§ EXERCISE DIRECTIONS
Below are some records. Copy every line in them that holds "this".

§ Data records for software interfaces
Start of Block
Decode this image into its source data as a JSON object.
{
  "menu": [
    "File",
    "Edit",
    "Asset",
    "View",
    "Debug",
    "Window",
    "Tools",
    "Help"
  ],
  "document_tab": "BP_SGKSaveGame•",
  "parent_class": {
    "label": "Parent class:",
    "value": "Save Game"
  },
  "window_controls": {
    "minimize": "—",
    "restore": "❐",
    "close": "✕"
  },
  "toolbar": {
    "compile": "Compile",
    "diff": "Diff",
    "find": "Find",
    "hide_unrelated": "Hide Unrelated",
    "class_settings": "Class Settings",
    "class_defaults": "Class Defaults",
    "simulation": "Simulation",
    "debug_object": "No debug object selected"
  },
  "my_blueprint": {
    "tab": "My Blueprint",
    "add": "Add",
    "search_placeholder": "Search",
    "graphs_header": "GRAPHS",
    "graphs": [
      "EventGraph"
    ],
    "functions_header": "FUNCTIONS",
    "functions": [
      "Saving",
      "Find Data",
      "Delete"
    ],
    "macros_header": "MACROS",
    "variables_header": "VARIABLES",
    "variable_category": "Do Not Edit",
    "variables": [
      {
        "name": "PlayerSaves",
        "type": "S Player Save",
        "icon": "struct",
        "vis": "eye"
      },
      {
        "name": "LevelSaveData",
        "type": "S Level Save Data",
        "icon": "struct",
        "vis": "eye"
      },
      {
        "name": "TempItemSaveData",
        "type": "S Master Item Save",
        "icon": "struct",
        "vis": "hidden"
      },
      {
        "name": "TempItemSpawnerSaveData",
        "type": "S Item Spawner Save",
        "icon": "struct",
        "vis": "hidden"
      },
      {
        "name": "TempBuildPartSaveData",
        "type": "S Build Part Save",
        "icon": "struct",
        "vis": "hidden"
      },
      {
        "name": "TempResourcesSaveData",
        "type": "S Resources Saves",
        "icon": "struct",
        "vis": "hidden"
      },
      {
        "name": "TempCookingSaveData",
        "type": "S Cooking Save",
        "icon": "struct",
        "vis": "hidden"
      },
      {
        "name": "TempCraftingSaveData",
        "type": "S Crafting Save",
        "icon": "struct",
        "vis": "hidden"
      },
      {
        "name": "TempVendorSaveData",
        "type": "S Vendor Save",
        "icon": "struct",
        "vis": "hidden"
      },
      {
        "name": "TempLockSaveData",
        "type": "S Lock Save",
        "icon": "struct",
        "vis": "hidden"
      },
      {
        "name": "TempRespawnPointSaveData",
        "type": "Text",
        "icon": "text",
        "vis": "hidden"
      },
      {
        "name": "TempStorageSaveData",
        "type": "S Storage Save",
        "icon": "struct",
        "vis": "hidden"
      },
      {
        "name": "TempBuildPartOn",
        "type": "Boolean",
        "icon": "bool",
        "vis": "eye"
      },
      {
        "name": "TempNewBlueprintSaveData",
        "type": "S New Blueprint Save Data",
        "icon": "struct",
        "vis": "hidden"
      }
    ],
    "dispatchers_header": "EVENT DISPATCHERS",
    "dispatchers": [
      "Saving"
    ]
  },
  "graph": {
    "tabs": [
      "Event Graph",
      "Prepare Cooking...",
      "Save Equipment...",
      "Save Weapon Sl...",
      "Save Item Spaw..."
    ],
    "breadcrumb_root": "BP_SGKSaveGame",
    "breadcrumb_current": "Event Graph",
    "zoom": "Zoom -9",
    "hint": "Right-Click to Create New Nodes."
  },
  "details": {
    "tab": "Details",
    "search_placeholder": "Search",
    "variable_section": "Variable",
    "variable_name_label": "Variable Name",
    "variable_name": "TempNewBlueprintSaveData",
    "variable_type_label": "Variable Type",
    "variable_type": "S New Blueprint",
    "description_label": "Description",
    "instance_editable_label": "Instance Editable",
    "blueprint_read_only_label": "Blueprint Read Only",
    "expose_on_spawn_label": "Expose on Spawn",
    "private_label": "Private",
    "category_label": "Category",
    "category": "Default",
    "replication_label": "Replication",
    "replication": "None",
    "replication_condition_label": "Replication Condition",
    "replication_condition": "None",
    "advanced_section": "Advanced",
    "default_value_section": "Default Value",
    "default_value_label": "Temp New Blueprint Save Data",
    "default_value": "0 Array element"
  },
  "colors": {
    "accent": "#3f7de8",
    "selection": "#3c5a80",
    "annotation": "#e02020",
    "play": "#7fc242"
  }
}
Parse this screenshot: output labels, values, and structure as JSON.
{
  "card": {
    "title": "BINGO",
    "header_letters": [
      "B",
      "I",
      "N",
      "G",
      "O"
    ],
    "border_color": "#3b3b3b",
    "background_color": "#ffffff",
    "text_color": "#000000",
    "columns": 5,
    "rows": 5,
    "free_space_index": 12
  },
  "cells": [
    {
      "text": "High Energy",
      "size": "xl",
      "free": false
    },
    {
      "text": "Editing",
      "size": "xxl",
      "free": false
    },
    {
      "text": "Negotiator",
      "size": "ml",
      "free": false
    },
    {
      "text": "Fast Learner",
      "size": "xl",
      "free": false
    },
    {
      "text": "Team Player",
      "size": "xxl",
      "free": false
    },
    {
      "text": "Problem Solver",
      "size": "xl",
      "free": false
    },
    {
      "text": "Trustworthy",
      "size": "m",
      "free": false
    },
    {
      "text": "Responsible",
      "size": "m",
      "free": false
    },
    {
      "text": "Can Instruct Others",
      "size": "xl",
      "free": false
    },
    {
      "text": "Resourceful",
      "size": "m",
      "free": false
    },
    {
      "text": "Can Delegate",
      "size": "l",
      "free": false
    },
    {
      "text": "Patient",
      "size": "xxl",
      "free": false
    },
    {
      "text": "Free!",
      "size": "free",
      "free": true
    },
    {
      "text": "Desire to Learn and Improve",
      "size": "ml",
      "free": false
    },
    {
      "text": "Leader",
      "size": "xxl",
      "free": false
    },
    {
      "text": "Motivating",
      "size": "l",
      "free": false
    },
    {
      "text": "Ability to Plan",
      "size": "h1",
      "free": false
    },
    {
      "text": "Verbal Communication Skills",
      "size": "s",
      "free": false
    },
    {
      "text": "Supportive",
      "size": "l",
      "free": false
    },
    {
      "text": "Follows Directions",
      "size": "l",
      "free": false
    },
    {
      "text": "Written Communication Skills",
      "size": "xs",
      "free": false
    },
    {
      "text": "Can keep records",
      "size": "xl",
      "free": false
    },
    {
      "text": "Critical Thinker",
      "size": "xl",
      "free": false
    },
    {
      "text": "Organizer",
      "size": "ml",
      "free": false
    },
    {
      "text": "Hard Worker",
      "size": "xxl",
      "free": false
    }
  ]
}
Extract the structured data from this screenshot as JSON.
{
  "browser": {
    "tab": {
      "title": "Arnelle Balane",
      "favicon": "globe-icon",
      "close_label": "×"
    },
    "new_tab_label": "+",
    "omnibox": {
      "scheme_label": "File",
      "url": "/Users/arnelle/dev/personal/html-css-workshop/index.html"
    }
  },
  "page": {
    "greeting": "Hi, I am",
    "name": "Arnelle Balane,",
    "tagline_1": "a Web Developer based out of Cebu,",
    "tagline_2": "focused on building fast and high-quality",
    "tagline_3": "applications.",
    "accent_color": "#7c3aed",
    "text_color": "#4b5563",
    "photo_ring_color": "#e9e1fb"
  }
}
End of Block
§ TASK RESPONSE
Decode this image into its source data as a JSON object.
Parse this screenshot: output labels, values, and structure as JSON.
Extract the structured data from this screenshot as JSON.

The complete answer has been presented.